**WHAT TO DO:**
Copy each line below in which the string "ABOUT" occurs.

====== DATA SHOWN

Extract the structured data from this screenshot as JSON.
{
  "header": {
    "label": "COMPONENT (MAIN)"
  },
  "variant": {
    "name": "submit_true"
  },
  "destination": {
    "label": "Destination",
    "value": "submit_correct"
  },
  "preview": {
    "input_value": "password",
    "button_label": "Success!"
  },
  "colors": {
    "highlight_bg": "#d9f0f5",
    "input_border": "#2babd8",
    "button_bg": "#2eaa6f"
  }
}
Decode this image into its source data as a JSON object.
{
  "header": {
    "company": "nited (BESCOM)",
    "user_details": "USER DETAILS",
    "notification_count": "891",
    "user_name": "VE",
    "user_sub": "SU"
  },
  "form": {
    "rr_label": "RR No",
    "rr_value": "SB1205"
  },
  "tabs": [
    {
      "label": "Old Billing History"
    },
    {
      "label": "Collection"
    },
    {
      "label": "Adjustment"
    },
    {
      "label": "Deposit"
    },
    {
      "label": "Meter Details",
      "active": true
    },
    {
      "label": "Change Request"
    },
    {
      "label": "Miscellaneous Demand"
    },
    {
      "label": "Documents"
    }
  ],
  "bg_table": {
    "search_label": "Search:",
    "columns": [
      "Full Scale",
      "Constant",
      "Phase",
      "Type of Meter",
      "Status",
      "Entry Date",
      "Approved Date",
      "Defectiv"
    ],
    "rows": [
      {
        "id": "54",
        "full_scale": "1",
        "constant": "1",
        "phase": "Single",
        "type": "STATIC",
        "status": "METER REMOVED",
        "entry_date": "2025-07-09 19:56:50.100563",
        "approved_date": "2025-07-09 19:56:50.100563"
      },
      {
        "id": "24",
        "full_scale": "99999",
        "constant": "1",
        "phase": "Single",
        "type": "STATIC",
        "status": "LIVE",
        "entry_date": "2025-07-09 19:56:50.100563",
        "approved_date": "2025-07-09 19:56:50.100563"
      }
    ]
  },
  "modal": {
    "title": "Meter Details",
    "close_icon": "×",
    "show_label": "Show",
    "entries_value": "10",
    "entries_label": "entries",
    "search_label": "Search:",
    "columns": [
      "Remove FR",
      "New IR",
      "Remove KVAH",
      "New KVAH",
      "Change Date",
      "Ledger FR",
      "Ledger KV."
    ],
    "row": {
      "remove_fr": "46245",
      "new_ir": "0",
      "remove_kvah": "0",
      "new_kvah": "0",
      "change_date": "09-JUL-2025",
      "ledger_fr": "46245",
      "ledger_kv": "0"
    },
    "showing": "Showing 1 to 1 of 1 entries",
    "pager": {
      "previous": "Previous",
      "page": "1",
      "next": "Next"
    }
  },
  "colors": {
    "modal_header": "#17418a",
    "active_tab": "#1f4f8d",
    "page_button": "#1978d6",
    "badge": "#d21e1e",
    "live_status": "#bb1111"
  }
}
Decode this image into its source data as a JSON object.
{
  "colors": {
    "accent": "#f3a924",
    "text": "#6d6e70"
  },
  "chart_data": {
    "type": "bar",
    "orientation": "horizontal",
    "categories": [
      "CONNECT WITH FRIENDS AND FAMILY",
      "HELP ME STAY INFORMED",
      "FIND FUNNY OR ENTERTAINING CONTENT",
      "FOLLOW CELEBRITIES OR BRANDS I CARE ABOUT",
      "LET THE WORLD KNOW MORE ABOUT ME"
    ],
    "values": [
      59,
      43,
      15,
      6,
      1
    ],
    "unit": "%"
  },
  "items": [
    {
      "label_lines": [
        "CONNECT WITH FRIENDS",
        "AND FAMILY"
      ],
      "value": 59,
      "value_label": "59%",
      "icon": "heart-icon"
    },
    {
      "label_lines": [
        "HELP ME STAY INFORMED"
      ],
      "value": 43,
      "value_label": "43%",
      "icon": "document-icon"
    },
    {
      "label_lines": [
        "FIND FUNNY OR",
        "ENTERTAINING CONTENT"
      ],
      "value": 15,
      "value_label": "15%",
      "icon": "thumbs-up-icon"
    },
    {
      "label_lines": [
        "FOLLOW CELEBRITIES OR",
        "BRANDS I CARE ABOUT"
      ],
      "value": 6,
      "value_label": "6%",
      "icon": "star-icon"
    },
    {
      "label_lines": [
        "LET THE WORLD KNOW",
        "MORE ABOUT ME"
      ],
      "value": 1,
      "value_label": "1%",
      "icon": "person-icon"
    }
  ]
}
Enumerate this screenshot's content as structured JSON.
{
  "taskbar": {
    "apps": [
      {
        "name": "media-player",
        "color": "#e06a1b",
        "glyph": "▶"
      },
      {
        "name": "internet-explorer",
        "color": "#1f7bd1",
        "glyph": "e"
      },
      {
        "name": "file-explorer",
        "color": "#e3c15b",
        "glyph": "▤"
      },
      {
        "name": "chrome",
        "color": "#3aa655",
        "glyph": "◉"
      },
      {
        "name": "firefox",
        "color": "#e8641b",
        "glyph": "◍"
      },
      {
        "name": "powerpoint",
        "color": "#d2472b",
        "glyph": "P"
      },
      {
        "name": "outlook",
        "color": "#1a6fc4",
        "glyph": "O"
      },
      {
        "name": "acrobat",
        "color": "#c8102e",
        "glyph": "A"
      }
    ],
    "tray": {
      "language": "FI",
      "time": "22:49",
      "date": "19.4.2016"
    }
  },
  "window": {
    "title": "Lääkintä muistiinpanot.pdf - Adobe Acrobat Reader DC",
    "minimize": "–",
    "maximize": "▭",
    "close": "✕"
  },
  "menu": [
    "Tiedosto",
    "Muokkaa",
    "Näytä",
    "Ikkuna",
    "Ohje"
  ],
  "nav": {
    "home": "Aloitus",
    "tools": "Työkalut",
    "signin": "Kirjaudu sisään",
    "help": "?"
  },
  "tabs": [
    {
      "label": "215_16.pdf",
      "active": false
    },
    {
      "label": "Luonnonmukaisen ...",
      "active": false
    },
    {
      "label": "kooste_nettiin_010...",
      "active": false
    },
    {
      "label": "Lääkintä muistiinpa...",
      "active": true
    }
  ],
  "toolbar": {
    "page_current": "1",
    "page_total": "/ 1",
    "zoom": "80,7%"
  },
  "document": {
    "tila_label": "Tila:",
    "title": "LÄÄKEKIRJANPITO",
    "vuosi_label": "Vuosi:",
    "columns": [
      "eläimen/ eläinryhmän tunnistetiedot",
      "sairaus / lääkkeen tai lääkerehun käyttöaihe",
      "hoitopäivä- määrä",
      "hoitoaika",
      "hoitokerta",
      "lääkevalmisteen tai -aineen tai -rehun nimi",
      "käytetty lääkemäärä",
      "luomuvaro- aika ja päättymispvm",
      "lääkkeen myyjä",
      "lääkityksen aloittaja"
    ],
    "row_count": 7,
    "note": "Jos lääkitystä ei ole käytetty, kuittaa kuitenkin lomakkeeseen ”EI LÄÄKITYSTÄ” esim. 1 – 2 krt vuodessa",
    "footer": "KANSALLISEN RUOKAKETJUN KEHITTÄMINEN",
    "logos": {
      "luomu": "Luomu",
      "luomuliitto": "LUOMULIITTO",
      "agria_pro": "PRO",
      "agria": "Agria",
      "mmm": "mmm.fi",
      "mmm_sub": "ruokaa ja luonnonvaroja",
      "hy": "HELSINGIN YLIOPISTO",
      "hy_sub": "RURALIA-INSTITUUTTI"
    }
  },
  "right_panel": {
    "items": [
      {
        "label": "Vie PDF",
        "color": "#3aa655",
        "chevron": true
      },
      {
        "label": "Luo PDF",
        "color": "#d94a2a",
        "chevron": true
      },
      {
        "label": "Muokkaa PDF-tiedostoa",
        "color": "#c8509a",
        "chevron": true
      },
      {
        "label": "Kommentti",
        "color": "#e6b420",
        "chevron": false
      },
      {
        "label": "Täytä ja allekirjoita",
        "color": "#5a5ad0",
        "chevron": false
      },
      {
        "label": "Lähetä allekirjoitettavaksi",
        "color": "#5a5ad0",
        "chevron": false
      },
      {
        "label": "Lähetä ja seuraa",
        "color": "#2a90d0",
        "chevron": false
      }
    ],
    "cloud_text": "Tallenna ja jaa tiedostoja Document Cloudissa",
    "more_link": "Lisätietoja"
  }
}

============

**ANSWER FOR THE TASK:**
      "FOLLOW CELEBRITIES OR BRANDS I CARE ABOUT",
      "LET THE WORLD KNOW MORE ABOUT ME"
        "BRANDS I CARE ABOUT"
        "MORE ABOUT ME"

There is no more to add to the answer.